**Items listed in a dataset**
====
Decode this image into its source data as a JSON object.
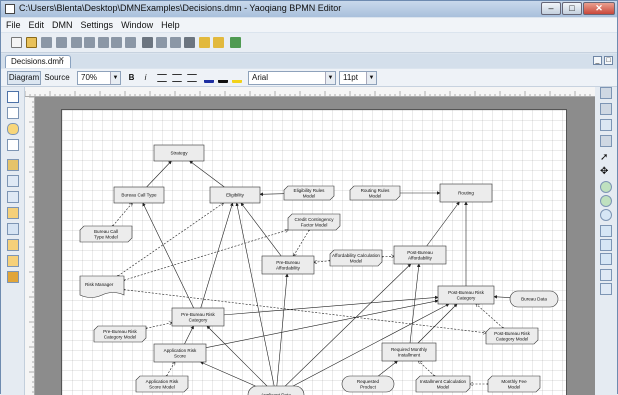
{
  "window": {
    "title": "C:\\Users\\Blenta\\Desktop\\DMNExamples\\Decisions.dmn - Yaoqiang BPMN Editor"
  },
  "menu": [
    "File",
    "Edit",
    "DMN",
    "Settings",
    "Window",
    "Help"
  ],
  "tab": {
    "label": "Decisions.dmn"
  },
  "format": {
    "diagram_label": "Diagram",
    "source_label": "Source",
    "zoom": "70%",
    "bold": "B",
    "italic": "i",
    "font": "Arial",
    "size": "11pt"
  },
  "nodes": [
    {
      "label": "Strategy",
      "type": "decision"
    },
    {
      "label": "Bureau Call Type",
      "type": "decision"
    },
    {
      "label": "Eligibility",
      "type": "decision"
    },
    {
      "label": "Eligibility Rules Model",
      "type": "bkm"
    },
    {
      "label": "Routing Rules Model",
      "type": "bkm"
    },
    {
      "label": "Routing",
      "type": "decision"
    },
    {
      "label": "Credit Contingency Factor Model",
      "type": "bkm"
    },
    {
      "label": "Bureau Call Type Model",
      "type": "bkm"
    },
    {
      "label": "Affordability Calculation Model",
      "type": "bkm"
    },
    {
      "label": "Pre-Bureau Affordability",
      "type": "decision"
    },
    {
      "label": "Post-Bureau Affordability",
      "type": "decision"
    },
    {
      "label": "Risk Manager",
      "type": "source"
    },
    {
      "label": "Post-Bureau Risk Category",
      "type": "decision"
    },
    {
      "label": "Bureau Data",
      "type": "data"
    },
    {
      "label": "Pre-Bureau Risk Category",
      "type": "decision"
    },
    {
      "label": "Pre-Bureau Risk Category Model",
      "type": "bkm"
    },
    {
      "label": "Post-Bureau Risk Category Model",
      "type": "bkm"
    },
    {
      "label": "Application Risk Score",
      "type": "decision"
    },
    {
      "label": "Required Monthly Installment",
      "type": "decision"
    },
    {
      "label": "Application Risk Score Model",
      "type": "bkm"
    },
    {
      "label": "Requested Product",
      "type": "data"
    },
    {
      "label": "Installment Calculation Model",
      "type": "bkm"
    },
    {
      "label": "Monthly Fee Model",
      "type": "bkm"
    },
    {
      "label": "Applicant Data",
      "type": "data"
    }
  ]
}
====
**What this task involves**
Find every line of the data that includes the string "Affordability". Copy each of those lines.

**Exercise output**
      "label": "Affordability Calculation Model",
      "label": "Pre-Bureau Affordability",
      "label": "Post-Bureau Affordability",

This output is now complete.